•New chassis to reflect current contemporary race car design with a forward-thinking, sophisticated and exciting formula. Chassis must be adaptable to compete on road, street and oval circuits with a minimum of facility-specific parts.
•New chassis to surpass all current FIA static and impact regulations while having the flexibility to accommodate a broad spectrum of drivers and seating positions.
•Improved aerodynamic performance that must also allow for enhanced sponsor placement opportunities on the car.
•Improved technological package to include but not limited to: paddle-shifting, data systems and sensors.
•Potential to integrate an alternative fuel source.
The project will be under the supervision of Will Phillips, INDYCAR’s vice president of technology, and Vince Kremer, Firestone Indy Lights technical director.
Firestone Indy Lights is the official stepping stone to drivers/teams striving to reach the IZOD IndyCar Series, and is the third rung on the Mazda Road to Indy driver development ladder system.
Indianapolis 500-winning drivers will take ceremonial laps in classic Indy 500 vintage cars from decades ending in the number “2″ during pre-race ceremonies Sunday morning before the 96th Indianapolis 500. The lineup of drivers and cars:
Buddy Lazier, 1912 National (Joe Dawson, winner); Mario Andretti, 1922 Duesenberg (Jimmy Murphy, winner); Bobby Unser, 1933 Ringling & Henning Wonder Bread Special (Joe Russo, 17th); Parnelli Jones, 1952 Kuzma (Troy Ruttman, winner); Johnny Rutherford, 1962 Watson-Offy (Rodger Ward, winner) and Kenny Brack, 1972 McLaren (Mark Donohue, winner).

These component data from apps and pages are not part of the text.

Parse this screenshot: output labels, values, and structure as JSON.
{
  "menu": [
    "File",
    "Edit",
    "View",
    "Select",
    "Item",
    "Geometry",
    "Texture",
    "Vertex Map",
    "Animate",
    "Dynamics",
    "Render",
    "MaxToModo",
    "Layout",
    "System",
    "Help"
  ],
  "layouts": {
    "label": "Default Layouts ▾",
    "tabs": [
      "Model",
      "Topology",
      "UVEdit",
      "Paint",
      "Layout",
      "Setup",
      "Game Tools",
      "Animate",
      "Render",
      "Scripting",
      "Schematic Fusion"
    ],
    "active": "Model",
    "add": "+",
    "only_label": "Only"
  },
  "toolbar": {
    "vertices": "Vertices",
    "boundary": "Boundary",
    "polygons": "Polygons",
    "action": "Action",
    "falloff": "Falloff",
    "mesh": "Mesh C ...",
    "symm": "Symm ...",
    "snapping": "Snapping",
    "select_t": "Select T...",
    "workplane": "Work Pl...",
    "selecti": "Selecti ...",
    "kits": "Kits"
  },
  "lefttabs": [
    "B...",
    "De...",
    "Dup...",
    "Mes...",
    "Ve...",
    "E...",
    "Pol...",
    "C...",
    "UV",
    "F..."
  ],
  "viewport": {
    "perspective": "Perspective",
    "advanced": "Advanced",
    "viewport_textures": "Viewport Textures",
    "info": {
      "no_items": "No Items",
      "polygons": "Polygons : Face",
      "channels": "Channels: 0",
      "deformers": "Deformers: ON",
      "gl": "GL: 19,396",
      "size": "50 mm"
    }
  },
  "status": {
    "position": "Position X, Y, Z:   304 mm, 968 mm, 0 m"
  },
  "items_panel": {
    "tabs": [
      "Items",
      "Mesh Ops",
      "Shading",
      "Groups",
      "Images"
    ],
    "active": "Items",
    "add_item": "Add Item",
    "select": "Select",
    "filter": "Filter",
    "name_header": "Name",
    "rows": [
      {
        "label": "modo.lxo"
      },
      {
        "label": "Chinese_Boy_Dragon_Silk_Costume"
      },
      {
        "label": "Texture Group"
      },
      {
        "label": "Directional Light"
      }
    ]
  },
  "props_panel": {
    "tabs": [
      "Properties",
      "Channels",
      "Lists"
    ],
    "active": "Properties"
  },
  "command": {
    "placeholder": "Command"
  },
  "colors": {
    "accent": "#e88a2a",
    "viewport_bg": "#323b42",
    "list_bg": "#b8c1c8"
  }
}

– John Sturbin can be reached at email@example.comNo Comment